BWW Review: FIJI, Omnibus Theatre
November 21, 2019
Sam (Pedro Leandro) arrives at Nick's (Edward Stone) for their date after they met online. Their rendez-vous is unlike many others: if all goes well, Nick is going to eat Sam. Stone and Leandro write a dark, twisted, and delicious play inspired by the Rotenburg Cannibal. Fiji accompanies their two characters while they spend their first and last weekend together, as they re-discuss their boundaries and what they expect from the meeting.
BWW Review: LAND WITHOUT DREAMS, Gate Theatre
November 20, 2019
Sometimes theatre can go very wrong for a lot of reasons. The audience are required to take a leap of faith, suspend their belief, and put their trust in the performers on stage. Some shows require a lot from the people who watch them, some don't. Land Without Dreams demands a level of openness that it's never able to fulfill. The piece works well on paper. On stage, not so much. Besides making a bunch of promises that aren't kept, the piece is, regrettably, inconclusive and inconsequential.
BWW Review: #WEAREARRESTED, Arcola Theatre
November 19, 2019

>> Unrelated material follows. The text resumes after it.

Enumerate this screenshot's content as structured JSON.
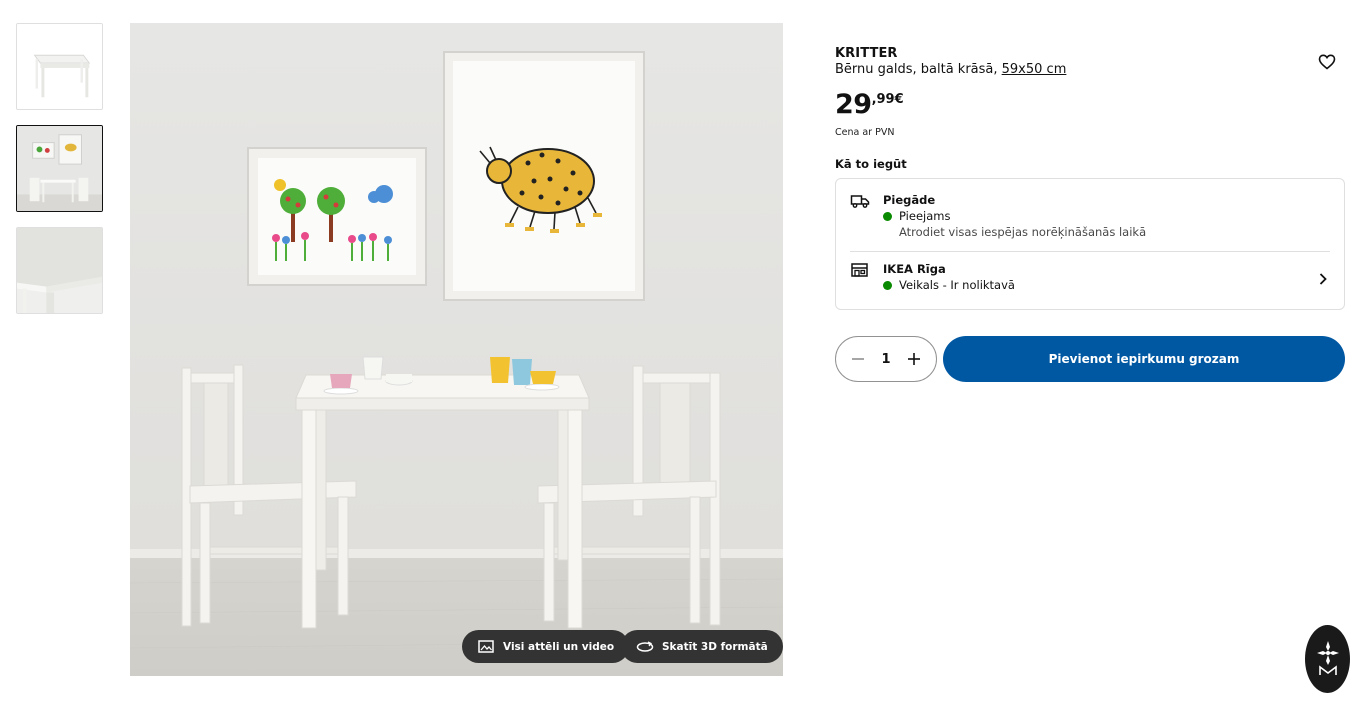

Back in May 2015, news broke that the Turkish State Intelligence were shipping weapons to Syria. Can Dündar was the editor-in-chief who decided to take a risk and publish the story, he was arrested in November on the grounds of espionage and being members of a terror organisation. His unlawful imprisonment kick-started an intellectual resistance movement and garnered him worldwide support.